It seems like a very long time ago that we sent in the submissions, and since then we’ve all heard all kinds of rumours. Some have been obviously false, but quite a few more are to be trusted, given the propensity of academics to leak everything. Gossip is such a cornerstone of the university world that you can hardly expect people who have managed to finagle their way on to one of the RAE panels to keep shtum for months when they know full well that everybody and their dog is desperate for news. I’ve heard such conflicting tales, though, that I suspect that some people are deliberately trying to cause as much aggro as possible, safe in the knowledge that nobody is ever going to take them to task when the actual results come to light.
I wasn’t that bothered about the RAE, since I don’t give a toss about whether we go up a few notches in the History Second Division, although I suppose I would complain if we were relegated again, as happened last time round. However, in view of the gloom that our vice-chancellor is spreading about the financial state of our benighted place, I am starting to think that quite a few senior managers will rub their hands with glee if the RAE results appear to offer an opportunity to get rid of a few people across the institution. I would be, if I were in their position. For a start, I’d dispose of all those bone-idle layabouts who claim to have been writing a big book that nobody has set eyes on for yonks, as well as those who are too busy to give students their essays back.
Since I became deputy head of department, my eyes have been opened, I can tell you. I’ve had a steady stream of bolshie students complaining that they haven’t had any feedback on their work. One came to see me yesterday, and although I thought he had a case (every time he’s tried to see his tutor since the end of September the meeting has been cancelled, none of his written work has been marked and so he has no idea whether he’s doing brilliantly or about to fail the January exams), I did feel I should point out that bombarding your tutor with offensive emails is not going to make him read your work any faster. “Yo, Jonesie, you fucking bastard, get your lazy arse in gear and give me my essay back” is hardly likely to win you any brownie points, I told the student, although I added that I could understand his sense of frustration. I am rapidly acquiring some senior academics’ turns of phrase. I shall be “feeling their pain” shortly, I can tell.
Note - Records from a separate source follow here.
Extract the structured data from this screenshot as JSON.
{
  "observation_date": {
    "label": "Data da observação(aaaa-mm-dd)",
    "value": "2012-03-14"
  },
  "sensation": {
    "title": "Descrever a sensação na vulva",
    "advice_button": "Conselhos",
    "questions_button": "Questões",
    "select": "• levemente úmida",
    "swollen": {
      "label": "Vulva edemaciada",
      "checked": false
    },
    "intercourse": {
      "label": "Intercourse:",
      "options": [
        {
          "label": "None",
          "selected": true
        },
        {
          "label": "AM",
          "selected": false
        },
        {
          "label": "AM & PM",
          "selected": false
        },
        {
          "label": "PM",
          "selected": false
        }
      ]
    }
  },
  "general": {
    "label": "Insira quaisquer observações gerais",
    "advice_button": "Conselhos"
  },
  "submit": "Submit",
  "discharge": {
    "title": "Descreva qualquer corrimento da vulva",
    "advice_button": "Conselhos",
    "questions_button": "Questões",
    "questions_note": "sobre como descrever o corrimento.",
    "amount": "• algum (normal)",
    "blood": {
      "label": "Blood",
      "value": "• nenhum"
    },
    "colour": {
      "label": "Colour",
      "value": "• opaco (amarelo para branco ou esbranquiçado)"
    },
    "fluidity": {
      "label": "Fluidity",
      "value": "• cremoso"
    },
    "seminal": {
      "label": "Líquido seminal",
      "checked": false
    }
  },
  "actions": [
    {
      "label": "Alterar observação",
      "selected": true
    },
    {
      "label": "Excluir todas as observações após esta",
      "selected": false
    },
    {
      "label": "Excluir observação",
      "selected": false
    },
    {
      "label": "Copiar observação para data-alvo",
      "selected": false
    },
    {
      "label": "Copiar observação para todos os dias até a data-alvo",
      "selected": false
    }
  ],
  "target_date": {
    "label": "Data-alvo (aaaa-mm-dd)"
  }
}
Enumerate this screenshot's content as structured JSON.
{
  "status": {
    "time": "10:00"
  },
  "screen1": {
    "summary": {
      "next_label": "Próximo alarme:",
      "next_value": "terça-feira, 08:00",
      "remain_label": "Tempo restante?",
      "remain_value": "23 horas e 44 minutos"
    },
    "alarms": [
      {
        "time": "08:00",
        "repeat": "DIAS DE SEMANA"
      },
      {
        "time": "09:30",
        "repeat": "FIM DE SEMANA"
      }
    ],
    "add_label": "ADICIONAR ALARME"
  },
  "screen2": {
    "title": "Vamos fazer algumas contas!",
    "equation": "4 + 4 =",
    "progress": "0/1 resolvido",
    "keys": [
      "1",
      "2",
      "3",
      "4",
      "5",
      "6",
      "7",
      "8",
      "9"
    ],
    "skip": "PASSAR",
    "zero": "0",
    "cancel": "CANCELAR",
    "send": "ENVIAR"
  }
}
Actually, the truth is that many of my colleagues have been doing as little as they can for years, safe in the knowledge that they have a steady salary and a pension at the end of it all, not to mention the long vacations when the old “I need time for my research” excuse kicks in and they head for the beaches of Crete. The RAE may be a seriously flawed enterprise, as the next round of results will surely show, but it does at least shine a spotlight on some rather uncomfortable areas, to wit the poor value for money that much higher education offers.
Looking again at the dean’s puppy in the heaps of paper, it occurs to me that this isn’t such an inappropriate image at all – in fact it’s rather apt. And maybe the old sot didn’t get the date wrong; perhaps this is his idea of an ironic touch. Or, since he has been serving on one of the RAE panels, maybe it’s a subtle way of showing the level of appreciation of our scholarship. I shall advise the recalcitrant tutor to consider sending coded messages of this kind to students, so that even if it takes him another three months to mark a 2,000-word paper, he could at the very least save himself the bother of having abuse hurled at him on a daily basis.
And on 17 December I shall make a surprise appearance at the dean’s drinks bash, wearing a Father Christmas hat myself.
Gloria Monday is a mid-career historian employed in one of the many universities with aspirations to international greatness.